“Some of those who speak harshly against the US secretary of state would lower their eyes in embarrassment if they knew what Kerry has done to prevent these threats and these boycotts,” Livni said at a faction meeting of the Hatnua party, which she heads.
Kerry was warning Israel of the consequences of peace talks collapsing, not threatening it, Livni said.
In her address, Livni stressed that while the threats of boycotts and delegitimization were “not the reason we enter the negotiations room,” it was nonetheless crucial to be realistic about the potential backlash against Israel in the event peace talks are unsuccessful.
“The role of leaders is to grapple with the reality, to foresee changes as much as possible and to recognize threats,” she said. “These can be security threats, like the threat of Iran and terror, and these can be threats that lead to Israel’s isolation.”
Livni also criticized construction in isolated settlements in the West Bank, and accused dissenters of sabotaging the US-Israel diplomatic alliance.
“Every stone that is built in the isolated settlements damages our chances to secure an agreement that will keep the settlement blocs in Israel and becomes another stone in the wall that isolates Israel from the world,” Livni said. “I am willing to deal with all sorts of threats to protect important security interests. But those that want to derail a political settlement are trying to harm the messenger and our strategic relationship with the US. Those that don’t want a settlement want us to close our eyes in the face of the danger around the corner.”

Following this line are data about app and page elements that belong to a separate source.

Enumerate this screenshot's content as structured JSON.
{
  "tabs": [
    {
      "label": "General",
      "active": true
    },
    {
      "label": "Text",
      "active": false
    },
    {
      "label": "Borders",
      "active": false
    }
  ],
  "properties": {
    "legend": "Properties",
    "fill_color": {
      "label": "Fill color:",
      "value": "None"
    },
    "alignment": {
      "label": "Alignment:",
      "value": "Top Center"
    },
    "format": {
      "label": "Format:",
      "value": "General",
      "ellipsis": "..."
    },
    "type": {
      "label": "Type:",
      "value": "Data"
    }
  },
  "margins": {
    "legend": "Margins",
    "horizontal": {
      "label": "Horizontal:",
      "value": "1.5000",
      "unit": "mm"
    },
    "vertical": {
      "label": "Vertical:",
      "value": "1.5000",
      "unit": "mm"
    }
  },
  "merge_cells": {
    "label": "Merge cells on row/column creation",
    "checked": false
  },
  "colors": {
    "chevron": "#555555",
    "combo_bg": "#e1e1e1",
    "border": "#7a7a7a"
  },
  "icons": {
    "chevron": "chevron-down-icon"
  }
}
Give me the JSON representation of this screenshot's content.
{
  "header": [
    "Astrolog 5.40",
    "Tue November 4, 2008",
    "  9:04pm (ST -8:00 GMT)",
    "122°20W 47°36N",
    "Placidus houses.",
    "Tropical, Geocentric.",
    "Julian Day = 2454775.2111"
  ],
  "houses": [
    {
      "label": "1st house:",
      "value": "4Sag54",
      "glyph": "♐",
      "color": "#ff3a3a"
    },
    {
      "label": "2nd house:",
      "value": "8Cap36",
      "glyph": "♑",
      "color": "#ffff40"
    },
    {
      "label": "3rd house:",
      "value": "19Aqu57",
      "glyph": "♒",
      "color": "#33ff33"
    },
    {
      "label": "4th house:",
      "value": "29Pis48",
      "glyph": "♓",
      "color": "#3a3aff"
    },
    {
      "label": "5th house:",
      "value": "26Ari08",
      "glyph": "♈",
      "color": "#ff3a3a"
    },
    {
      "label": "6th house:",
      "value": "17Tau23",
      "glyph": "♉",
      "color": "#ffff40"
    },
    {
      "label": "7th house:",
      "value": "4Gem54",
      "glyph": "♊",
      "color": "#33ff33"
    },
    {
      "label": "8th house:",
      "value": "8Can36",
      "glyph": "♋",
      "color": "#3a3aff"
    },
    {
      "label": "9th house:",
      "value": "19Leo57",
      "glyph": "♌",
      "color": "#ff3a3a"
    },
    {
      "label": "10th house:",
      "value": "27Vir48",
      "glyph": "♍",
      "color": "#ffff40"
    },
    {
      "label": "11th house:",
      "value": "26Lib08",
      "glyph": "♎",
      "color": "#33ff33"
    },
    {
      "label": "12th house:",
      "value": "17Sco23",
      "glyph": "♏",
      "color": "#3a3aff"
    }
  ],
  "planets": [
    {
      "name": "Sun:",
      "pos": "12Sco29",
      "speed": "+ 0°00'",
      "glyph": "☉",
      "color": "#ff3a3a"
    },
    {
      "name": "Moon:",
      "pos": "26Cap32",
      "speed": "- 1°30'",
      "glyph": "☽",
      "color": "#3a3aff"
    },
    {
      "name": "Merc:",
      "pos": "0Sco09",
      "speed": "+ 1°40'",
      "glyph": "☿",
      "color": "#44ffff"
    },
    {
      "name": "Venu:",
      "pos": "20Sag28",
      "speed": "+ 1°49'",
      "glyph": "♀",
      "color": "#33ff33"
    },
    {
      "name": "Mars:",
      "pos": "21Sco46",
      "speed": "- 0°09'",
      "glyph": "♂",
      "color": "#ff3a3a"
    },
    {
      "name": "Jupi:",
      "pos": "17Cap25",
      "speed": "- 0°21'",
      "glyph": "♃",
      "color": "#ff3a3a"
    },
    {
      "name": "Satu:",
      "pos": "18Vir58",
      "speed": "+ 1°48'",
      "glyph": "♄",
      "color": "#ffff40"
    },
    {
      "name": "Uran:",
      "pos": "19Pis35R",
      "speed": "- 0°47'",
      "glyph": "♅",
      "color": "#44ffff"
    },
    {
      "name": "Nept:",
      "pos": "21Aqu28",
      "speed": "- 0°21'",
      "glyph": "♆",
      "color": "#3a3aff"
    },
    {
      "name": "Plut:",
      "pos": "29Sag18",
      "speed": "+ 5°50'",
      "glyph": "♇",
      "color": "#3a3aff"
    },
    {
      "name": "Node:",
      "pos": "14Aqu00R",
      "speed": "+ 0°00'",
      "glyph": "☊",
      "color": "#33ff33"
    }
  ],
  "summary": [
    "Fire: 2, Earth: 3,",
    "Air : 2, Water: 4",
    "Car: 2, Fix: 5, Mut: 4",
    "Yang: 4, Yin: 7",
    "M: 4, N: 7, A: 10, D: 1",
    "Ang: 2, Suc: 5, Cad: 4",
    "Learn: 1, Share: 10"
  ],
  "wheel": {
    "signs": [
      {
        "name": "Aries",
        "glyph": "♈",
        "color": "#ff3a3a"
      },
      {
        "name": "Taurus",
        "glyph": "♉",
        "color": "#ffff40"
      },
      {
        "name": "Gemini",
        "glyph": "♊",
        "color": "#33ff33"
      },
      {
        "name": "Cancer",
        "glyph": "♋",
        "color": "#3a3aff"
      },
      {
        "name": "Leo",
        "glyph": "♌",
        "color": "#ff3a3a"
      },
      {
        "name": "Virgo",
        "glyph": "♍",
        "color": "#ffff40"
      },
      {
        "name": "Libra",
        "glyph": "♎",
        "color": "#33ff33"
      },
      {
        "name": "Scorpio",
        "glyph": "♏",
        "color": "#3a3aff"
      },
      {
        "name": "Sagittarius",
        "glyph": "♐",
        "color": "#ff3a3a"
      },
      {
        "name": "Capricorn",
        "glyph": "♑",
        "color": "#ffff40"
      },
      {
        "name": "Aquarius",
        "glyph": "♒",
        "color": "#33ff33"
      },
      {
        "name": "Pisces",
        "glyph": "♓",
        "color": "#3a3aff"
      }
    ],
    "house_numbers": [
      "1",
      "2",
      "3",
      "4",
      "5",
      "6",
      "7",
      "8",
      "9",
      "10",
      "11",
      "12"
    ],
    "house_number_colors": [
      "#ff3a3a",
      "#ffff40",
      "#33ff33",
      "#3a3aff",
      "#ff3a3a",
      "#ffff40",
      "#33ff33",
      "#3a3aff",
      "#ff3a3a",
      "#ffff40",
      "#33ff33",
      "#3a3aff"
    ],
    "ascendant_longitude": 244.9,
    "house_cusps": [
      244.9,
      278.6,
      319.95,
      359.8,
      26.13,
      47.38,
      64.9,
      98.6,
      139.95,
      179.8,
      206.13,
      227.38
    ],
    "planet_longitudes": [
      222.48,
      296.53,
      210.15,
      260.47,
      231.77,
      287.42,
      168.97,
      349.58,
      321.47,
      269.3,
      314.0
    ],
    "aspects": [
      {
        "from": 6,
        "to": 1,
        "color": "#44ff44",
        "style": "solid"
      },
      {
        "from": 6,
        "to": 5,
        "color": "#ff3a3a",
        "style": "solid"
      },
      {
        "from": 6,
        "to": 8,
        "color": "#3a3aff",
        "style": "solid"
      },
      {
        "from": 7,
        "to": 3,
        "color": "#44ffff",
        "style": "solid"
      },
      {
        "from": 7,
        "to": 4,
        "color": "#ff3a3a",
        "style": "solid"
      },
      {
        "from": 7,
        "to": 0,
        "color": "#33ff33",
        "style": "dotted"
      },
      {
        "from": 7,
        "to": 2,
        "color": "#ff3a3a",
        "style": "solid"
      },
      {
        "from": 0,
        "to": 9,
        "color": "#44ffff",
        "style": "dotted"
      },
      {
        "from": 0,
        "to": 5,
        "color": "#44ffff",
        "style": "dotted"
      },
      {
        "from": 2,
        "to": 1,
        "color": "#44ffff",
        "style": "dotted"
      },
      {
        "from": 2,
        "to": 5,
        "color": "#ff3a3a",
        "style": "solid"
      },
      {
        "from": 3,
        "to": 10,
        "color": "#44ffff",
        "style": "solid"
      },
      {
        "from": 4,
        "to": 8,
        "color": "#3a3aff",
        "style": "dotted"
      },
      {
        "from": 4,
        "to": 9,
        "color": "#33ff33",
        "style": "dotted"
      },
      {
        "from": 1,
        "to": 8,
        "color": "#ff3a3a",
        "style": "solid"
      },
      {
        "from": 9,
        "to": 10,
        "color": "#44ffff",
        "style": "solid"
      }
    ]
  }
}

Speaking at the Munich Security Conference on Saturday, Kerry said that Israel faces an “increasing delegitimization campaign that has been building up. People are very sensitive to it. There are talk of boycotts and other kinds of things.”
Kerry said he was utterly certain that the current status quo was “not sustainable… It’s illusionary. There’s a momentary prosperity. There’s a momentary peace.”

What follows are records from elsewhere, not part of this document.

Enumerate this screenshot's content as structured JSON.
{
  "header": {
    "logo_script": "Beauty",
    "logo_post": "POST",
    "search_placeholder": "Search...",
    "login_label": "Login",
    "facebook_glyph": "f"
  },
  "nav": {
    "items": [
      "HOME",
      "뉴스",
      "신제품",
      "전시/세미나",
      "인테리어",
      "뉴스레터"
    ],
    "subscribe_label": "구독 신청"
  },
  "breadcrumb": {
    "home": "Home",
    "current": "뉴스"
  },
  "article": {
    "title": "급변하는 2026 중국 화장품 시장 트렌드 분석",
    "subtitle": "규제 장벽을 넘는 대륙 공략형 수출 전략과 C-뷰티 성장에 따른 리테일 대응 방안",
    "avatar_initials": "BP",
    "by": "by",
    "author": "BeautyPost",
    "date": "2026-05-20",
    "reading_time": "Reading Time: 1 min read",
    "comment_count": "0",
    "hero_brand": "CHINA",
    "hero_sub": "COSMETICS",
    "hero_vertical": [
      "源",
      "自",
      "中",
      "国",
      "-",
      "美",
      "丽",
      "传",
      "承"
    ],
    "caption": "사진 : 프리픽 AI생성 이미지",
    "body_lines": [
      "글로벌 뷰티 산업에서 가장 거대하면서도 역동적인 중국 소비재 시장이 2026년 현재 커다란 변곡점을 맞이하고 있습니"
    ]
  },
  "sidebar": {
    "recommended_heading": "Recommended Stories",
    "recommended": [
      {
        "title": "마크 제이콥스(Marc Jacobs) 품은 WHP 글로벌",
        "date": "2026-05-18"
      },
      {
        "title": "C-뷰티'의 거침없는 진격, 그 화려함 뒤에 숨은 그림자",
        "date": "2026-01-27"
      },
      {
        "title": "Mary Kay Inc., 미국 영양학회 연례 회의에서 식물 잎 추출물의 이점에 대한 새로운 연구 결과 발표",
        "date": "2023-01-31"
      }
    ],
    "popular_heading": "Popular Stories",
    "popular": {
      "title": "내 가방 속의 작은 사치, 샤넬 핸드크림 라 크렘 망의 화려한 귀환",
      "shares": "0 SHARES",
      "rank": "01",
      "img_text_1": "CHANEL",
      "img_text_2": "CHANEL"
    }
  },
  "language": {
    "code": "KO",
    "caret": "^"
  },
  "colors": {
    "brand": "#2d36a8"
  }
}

Kerry’s remarks drew fierce criticism from right-wing cabinet members including Economy and Trade Minister Naftali Bennett and Intelligence and Strategic Affairs Minister Yuval Steinitz, who called the comments “offensive and intolerable.”

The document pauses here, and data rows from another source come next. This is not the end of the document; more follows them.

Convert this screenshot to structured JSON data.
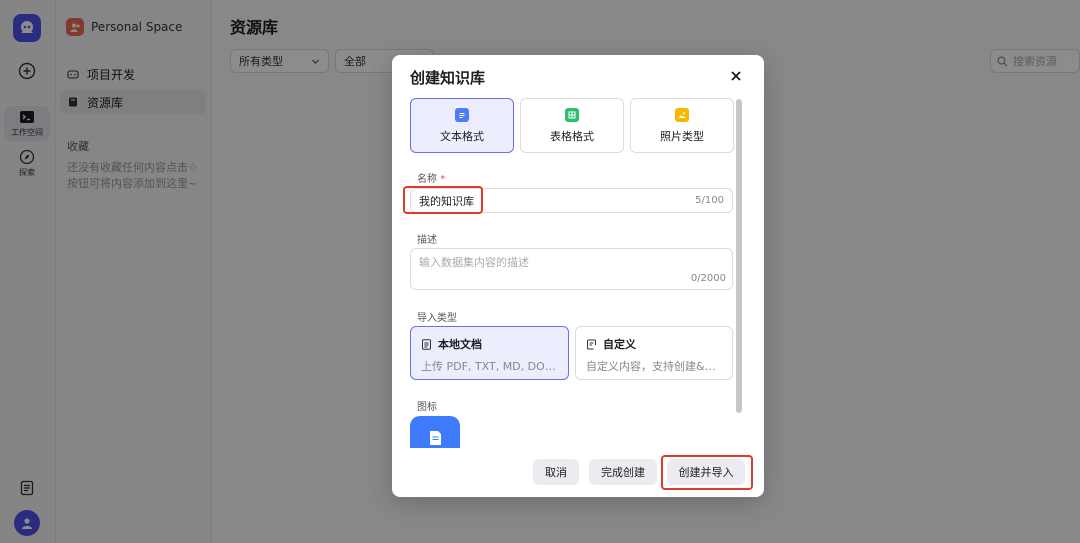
{
  "sidebar": {
    "space_name": "Personal Space",
    "nav": [
      {
        "label": "项目开发"
      },
      {
        "label": "资源库"
      }
    ],
    "favorites_title": "收藏",
    "favorites_empty": "还没有收藏任何内容点击☆按钮可将内容添加到这里~"
  },
  "rail": {
    "workspace_label": "工作空间",
    "explore_label": "探索"
  },
  "main": {
    "title": "资源库",
    "type_filter": "所有类型",
    "scope_filter": "全部",
    "search_placeholder": "搜索资源"
  },
  "modal": {
    "title": "创建知识库",
    "formats": [
      {
        "label": "文本格式"
      },
      {
        "label": "表格格式"
      },
      {
        "label": "照片类型"
      }
    ],
    "name_label": "名称",
    "name_value": "我的知识库",
    "name_counter": "5/100",
    "desc_label": "描述",
    "desc_placeholder": "输入数据集内容的描述",
    "desc_counter": "0/2000",
    "import_label": "导入类型",
    "imports": [
      {
        "title": "本地文档",
        "desc": "上传 PDF, TXT, MD, DOC..."
      },
      {
        "title": "自定义",
        "desc": "自定义内容，支持创建&编辑"
      }
    ],
    "icon_label": "图标",
    "cancel": "取消",
    "finish": "完成创建",
    "create_import": "创建并导入"
  },
  "colors": {
    "accent": "#4d53e8",
    "highlight": "#e03a2f",
    "text_format": "#4d7cf8",
    "table_format": "#2fbf71",
    "photo_format": "#f5b800"
  }
}
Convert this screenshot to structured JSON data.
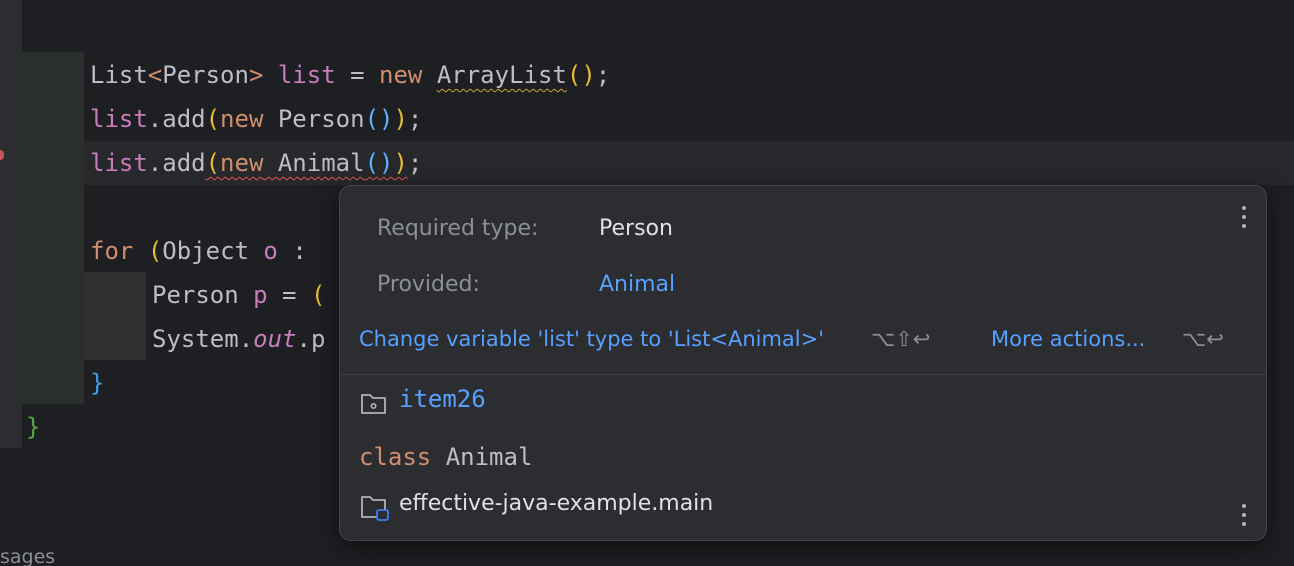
{
  "editor": {
    "lines": {
      "line1": {
        "type1": "List",
        "lt": "<",
        "type2": "Person",
        "gt": ">",
        "var": "list",
        "eq": " = ",
        "kw_new": "new",
        "type3": "ArrayList",
        "parens": "()",
        "semi": ";"
      },
      "line2": {
        "var": "list",
        "method": ".add",
        "open": "(",
        "kw_new": "new",
        "type": "Person",
        "inner": "()",
        "close": ")",
        "semi": ";"
      },
      "line3": {
        "var": "list",
        "method": ".add",
        "open": "(",
        "kw_new": "new",
        "type": "Animal",
        "inner": "()",
        "close": ")",
        "semi": ";"
      },
      "line4": {
        "kw_for": "for",
        "open": "(",
        "type": "Object",
        "var": "o",
        "colon": " :"
      },
      "line5": {
        "type": "Person",
        "var": "p",
        "eq": " = ",
        "open": "("
      },
      "line6": {
        "cls": "System",
        "dot": ".",
        "field": "out",
        "rest": ".p"
      },
      "line7": {
        "brace": "}"
      },
      "line8": {
        "brace": "}"
      }
    },
    "bottom_label": "sages"
  },
  "popup": {
    "required_label": "Required type:",
    "required_value": "Person",
    "provided_label": "Provided:",
    "provided_value": "Animal",
    "quick_fix": "Change variable 'list' type to 'List<Animal>'",
    "quick_fix_shortcut": "⌥⇧↩",
    "more_actions": "More actions...",
    "more_actions_shortcut": "⌥↩",
    "package": "item26",
    "class_kw": "class",
    "class_name": "Animal",
    "module": "effective-java-example.main"
  },
  "colors": {
    "accent_link": "#57a0ff",
    "keyword": "#cf8e6d",
    "error_underline": "#e0565c",
    "warning_underline": "#c9a634"
  }
}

On Saturday, Bennett accused Kerry of incitement and of serving as a “mouthpiece” for anti-Semitic elements attempting to boycott Israel.
To Kerry “and all advisers,” Bennett wrote in a Facebook post, “the Jewish people are stronger than the threats against them.” He added that the Jews would not “surrender their land” as a result of economic pressure.
“Only security will bring economic stability, not a terrorist state close to Ben-Gurion Airport. We expect our friends around the world to stand by our side to face the anti-Semitic attempts to boycott Israel, not to be their mouthpiece,” Bennett added.
Kerry’s statements were dismissed by Prime Minister Benjamin Netanyahu on Sunday, who said “immoral and unjustified” boycotts would only “push peace farther away.”
Housing and Construction Minister Uri Ariel (Jewish Home), Likud MK Tzipi Hotovely and Likud MK and deputy minister Ofir Akunis also issued statements condemning Kerry’s remarks.
“Secretary Kerry has a proud record of over three decades of steadfast support for Israel’s security and well-being, including staunch opposition to boycotts,” State Department spokesperson Jen Psaki said Sunday, in a statement denying Kerry’s support for economic measures against Israel.
Times of Israel staff contributed to this report.